ThinkstockPhotos-478165856A wise person said, “The greatest battles you will ever fight happen in bed alone in the dark.” King David (the boy who killed Goliath and the warrior who took down tens of thousands of Israel’s enemies) composed Psalm 4 in the throes of just such a battle—alone in the dark at night. 

A glance at the final stanza reveals who is ultimately the Victor: “I will lie down and sleep peacefully, for you, Lord, make me safe and secure.” But how does David go from crying out in the middle of the night, like so many of us, to resting in God? What can you and I learn from Psalm 4 as we wrestle with anxieties and temptations through this fast?

 1. David cries out to God

When I call out, answer me,
O God who vindicates me!
Though I am hemmed in, you will lead me into a wide, open place.
Have mercy on me and respond to my prayer! 
Do you ever feel trapped, misunderstood, accused? The first strategy: call upon the God who knows your needs even before you ask. Hope in His promises, invite His response, and ask for His mercy. 

2. David names the enemy: 

You men, how long will you try to turn my honor into shame?
How long will you love what is worthless and search for what is deceptive?
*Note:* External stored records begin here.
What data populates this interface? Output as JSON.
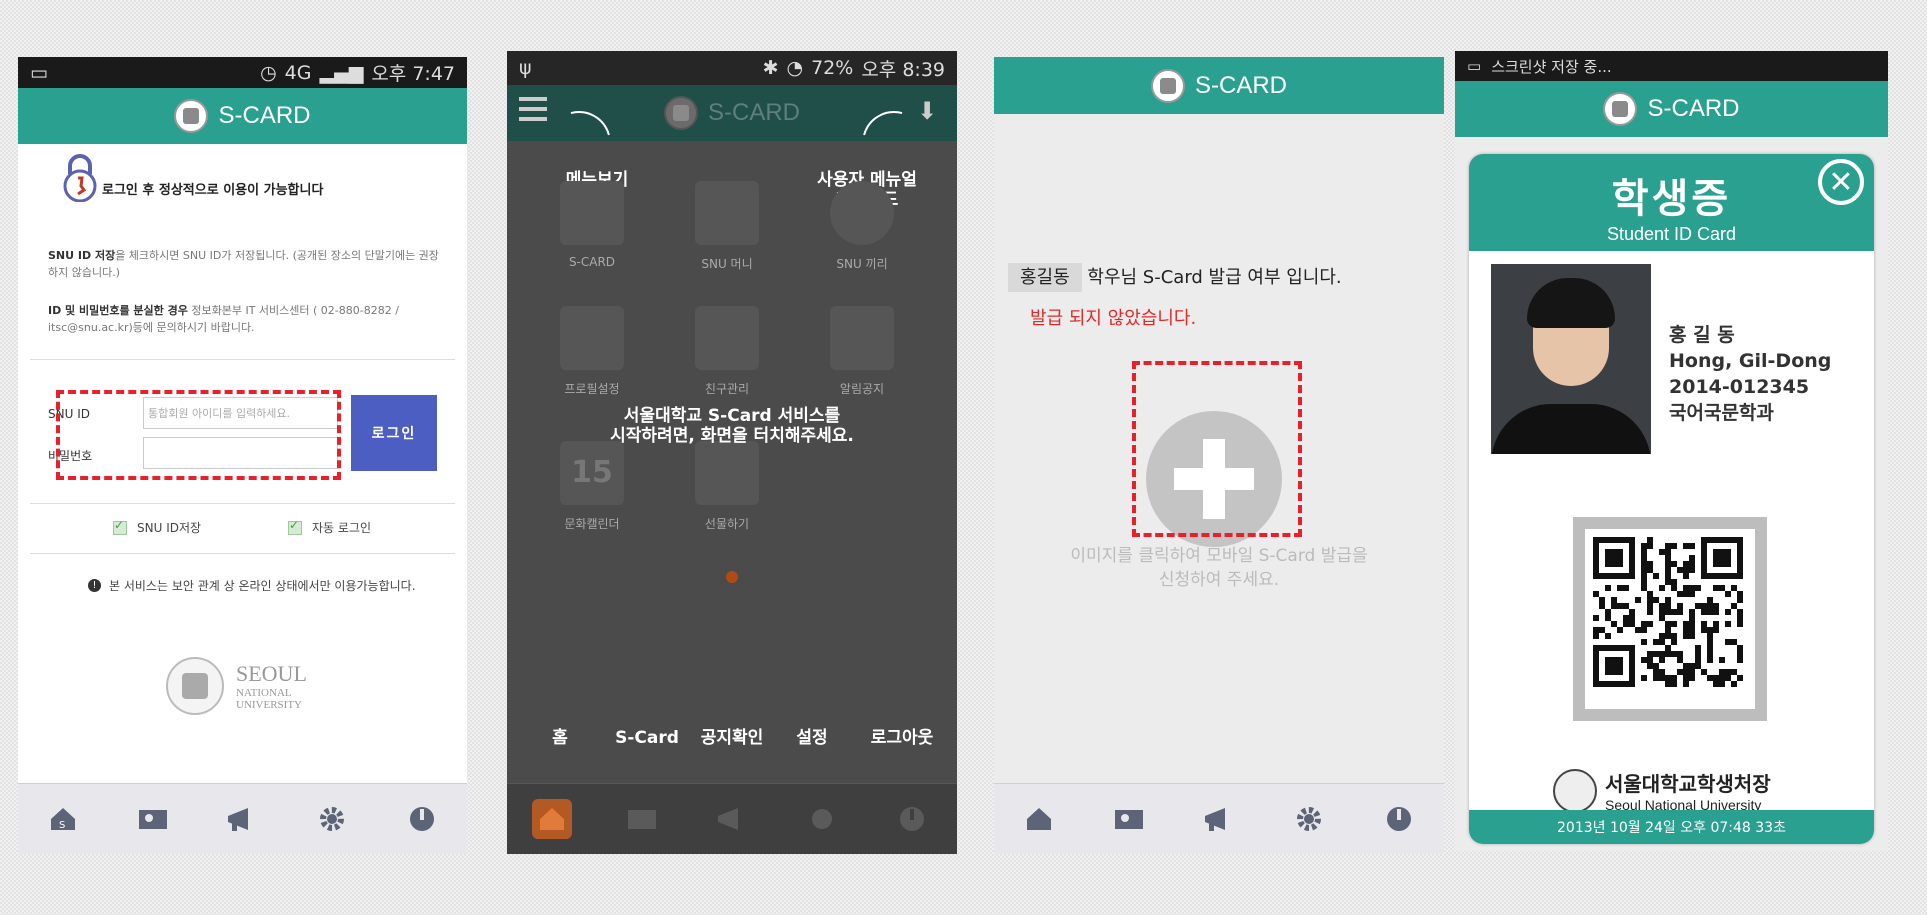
{
  "colors": {
    "teal": "#2aa090",
    "login_blue": "#4d5ec2",
    "alert_red": "#e02a2a",
    "dash_red": "#e8202a"
  },
  "screen1": {
    "status_time": "오후 7:47",
    "status_network": "4G",
    "app_title": "S-CARD",
    "login_heading": "로그인 후 정상적으로 이용이 가능합니다",
    "note1_bold": "SNU ID 저장",
    "note1": "을 체크하시면 SNU ID가 저장됩니다. (공개된 장소의 단말기에는 권장하지 않습니다.)",
    "note2_bold": "ID 및 비밀번호를 분실한 경우",
    "note2": " 정보화본부 IT 서비스센터 ( 02-880-8282 / itsc@snu.ac.kr)등에 문의하시기 바랍니다.",
    "id_label": "SNU ID",
    "id_placeholder": "통합회원 아이디를 입력하세요.",
    "pw_label": "비밀번호",
    "login_button": "로그인",
    "save_id_label": "SNU ID저장",
    "auto_login_label": "자동 로그인",
    "info_text": "본 서비스는 보안 관계 상 온라인 상태에서만 이용가능합니다.",
    "logo_line1": "SEOUL",
    "logo_line2": "NATIONAL",
    "logo_line3": "UNIVERSITY"
  },
  "screen2": {
    "status_time": "오후 8:39",
    "status_battery": "72%",
    "app_title": "S-CARD",
    "tip_menu": "메뉴보기",
    "tip_manual_line1": "사용자 메뉴얼",
    "tip_manual_line2": "다운로드",
    "grid": [
      "S-CARD",
      "SNU 머니",
      "SNU 끼리",
      "프로필설정",
      "친구관리",
      "알림공지",
      "문화캘린더",
      "선물하기"
    ],
    "calendar_day": "15",
    "center_line1": "서울대학교 S-Card 서비스를",
    "center_line2": "시작하려면, 화면을 터치해주세요.",
    "nav_labels": [
      "홈",
      "S-Card",
      "공지확인",
      "설정",
      "로그아웃"
    ]
  },
  "screen3": {
    "app_title": "S-CARD",
    "title_name": "홍길동",
    "title_rest": " 학우님 S-Card 발급 여부 입니다.",
    "not_issued": "발급 되지 않았습니다.",
    "hint_line1": "이미지를 클릭하여 모바일 S-Card 발급을",
    "hint_line2": "신청하여 주세요."
  },
  "screen4": {
    "status_text": "스크린샷 저장 중...",
    "app_title": "S-CARD",
    "card_title_ko": "학생증",
    "card_title_en": "Student ID Card",
    "name_ko": "홍 길 동",
    "name_en": "Hong, Gil-Dong",
    "student_no": "2014-012345",
    "department": "국어국문학과",
    "issuer_ko": "서울대학교학생처장",
    "issuer_en": "Seoul National University",
    "timestamp": "2013년 10월 24일 오후 07:48 33초"
  },
  "icons": [
    "home-icon",
    "card-icon",
    "megaphone-icon",
    "gear-icon",
    "power-icon"
  ]
}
We live in a world where people hurt and shame us. Often we may be blameless in a given situation. More often, however, we fail to realize how much we resemble our enemies. One need only think of Bathsheba and Uriah to recall how much David’s heart fits the description of his assailants. Who doesn’t cherish what is worthless? Who doesn’t craft lies for selfish gain? Too often, I fail to name the real the enemy—sin. And when I do, I forget that God’s honor is what’s at stake in the battle I’m fighting. The battle belongs to the Lord. 
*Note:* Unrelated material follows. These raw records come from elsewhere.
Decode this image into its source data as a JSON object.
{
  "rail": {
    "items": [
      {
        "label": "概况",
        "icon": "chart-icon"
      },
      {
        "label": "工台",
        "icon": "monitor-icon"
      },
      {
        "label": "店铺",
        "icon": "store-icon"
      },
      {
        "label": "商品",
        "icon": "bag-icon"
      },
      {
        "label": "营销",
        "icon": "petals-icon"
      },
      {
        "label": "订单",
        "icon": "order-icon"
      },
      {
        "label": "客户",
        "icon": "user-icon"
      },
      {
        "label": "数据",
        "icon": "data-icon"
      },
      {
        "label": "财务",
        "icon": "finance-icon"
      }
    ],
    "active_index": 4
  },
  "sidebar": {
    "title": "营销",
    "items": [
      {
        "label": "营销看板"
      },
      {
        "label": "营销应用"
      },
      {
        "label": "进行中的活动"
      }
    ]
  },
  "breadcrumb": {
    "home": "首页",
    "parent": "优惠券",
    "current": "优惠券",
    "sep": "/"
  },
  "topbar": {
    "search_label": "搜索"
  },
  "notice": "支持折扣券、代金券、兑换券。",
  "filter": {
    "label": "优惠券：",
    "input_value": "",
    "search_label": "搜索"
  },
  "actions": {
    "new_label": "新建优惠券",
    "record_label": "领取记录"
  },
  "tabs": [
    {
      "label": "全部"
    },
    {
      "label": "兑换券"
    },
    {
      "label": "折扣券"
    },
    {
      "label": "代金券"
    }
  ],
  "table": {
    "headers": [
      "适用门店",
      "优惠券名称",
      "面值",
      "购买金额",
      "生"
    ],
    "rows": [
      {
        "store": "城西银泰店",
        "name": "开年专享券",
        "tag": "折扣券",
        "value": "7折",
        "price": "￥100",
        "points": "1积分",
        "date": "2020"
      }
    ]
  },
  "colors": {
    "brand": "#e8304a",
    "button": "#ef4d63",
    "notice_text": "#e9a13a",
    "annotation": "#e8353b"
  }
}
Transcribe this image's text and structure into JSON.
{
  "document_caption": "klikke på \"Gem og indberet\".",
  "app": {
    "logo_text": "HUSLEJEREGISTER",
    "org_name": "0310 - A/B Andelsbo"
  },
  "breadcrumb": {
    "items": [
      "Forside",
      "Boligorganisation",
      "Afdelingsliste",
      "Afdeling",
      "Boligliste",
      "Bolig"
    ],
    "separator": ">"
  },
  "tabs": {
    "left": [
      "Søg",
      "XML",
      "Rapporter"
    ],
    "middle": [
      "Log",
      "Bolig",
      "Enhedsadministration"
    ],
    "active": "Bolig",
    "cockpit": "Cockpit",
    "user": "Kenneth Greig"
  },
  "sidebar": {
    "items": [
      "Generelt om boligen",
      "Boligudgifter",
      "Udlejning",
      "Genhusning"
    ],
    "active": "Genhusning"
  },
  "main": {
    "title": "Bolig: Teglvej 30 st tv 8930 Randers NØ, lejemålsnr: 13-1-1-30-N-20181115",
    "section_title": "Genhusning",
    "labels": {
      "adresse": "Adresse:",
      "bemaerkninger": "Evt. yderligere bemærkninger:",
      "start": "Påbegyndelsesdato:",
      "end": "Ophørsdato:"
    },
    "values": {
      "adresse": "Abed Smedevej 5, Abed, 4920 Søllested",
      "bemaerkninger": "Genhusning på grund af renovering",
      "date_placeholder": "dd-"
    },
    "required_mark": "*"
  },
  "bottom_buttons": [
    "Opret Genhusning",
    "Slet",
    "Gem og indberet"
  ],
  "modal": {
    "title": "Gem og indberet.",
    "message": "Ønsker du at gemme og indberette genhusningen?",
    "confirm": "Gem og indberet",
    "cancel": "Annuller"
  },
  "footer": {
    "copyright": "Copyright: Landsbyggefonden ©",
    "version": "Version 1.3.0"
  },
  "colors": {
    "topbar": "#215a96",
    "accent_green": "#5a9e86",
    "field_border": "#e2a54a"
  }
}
And that’s where the good news comes in. 

3. David exchanges his sin for the armor of God: 

Realize that the Lord shows his faithful follower special favor;
The Lord responds when I cry out to him.
Tremble with fear and do not sin!
Do some soul-searching as you lie in bed,
And repent of your ways!

Who is the faithful follower in this Psalm? It’s the very One to whom God said, “This is my beloved Son, in whom I am well pleased.” It’s the One who cried out to His Father from the cross, “My God! My God! Why have you forsaken me?” so that we would never have to. 

When you are unfaithful, He remains faithful, even unto death. He is the Word of truth fastened around your waist. He is your breastplate of righteousness, your defense. He shields you with the faith to extinguish lies. He is your helmet of salvation. His Spirit and His Word compose the double edges of your sword. He is yours. And you are His. 

4. David trusts and obeys. 

Offer the prescribed sacrifices and trust in the Lord!
Many say, “Who can show us anything good?”
Smile upon us, Lord!
You make me happier than those who have abundant grain and wine.
I will lie down and sleep peacefully,
For you, Lord, make me safe and secure. 

Into your emptiness and hunger, Christ pours His Spirit. Into your darkness, He shines His face. Have you surrendered the territory of your heart to its rightful King, or are you still fighting a battle won 2,000 years ago on the cross? Are you looking for happiness outside of Jesus? Trust and obey; there really isn’t another way. 

And when you do, He will show you His goodness. In His light you are never in darkness. In His presence you are never alone. Let Him disarm His enemies before your very eyes. Rest from battle, and follow David’s lead by singing a lullaby: 

Turn your eyes upon Jesus. Look full in His wonderful face, and the things of earth will grow strangely dim in the light of His glory and grace. 

Anna Shea
Ministry Fellow at Cornell